▶ Exercise details:
Nothing may be changed. Give the entries below again exactly.

App and web page records
──────────

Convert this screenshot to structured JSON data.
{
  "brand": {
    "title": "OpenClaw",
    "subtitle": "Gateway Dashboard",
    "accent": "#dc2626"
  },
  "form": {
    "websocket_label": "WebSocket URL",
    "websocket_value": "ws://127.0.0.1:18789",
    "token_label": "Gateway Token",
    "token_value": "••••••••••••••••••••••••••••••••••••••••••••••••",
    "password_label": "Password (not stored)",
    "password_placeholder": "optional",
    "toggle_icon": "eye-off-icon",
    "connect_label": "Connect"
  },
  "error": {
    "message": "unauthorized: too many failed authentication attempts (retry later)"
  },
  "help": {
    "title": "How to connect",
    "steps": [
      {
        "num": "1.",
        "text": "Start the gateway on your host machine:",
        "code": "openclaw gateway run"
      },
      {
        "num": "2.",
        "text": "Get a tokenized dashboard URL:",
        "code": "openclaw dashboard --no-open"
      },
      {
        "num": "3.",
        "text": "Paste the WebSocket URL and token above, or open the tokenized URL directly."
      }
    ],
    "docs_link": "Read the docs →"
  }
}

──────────

▶ Solution for this exercise:
Convert this screenshot to structured JSON data.
{
  "brand": {
    "title": "OpenClaw",
    "subtitle": "Gateway Dashboard",
    "accent": "#dc2626"
  },
  "form": {
    "websocket_label": "WebSocket URL",
    "websocket_value": "ws://127.0.0.1:18789",
    "token_label": "Gateway Token",
    "token_value": "••••••••••••••••••••••••••••••••••••••••••••••••",
    "password_label": "Password (not stored)",
    "password_placeholder": "optional",
    "toggle_icon": "eye-off-icon",
    "connect_label": "Connect"
  },
  "error": {
    "message": "unauthorized: too many failed authentication attempts (retry later)"
  },
  "help": {
    "title": "How to connect",
    "steps": [
      {
        "num": "1.",
        "text": "Start the gateway on your host machine:",
        "code": "openclaw gateway run"
      },
      {
        "num": "2.",
        "text": "Get a tokenized dashboard URL:",
        "code": "openclaw dashboard --no-open"
      },
      {
        "num": "3.",
        "text": "Paste the WebSocket URL and token above, or open the tokenized URL directly."
      }
    ],
    "docs_link": "Read the docs →"
  }
}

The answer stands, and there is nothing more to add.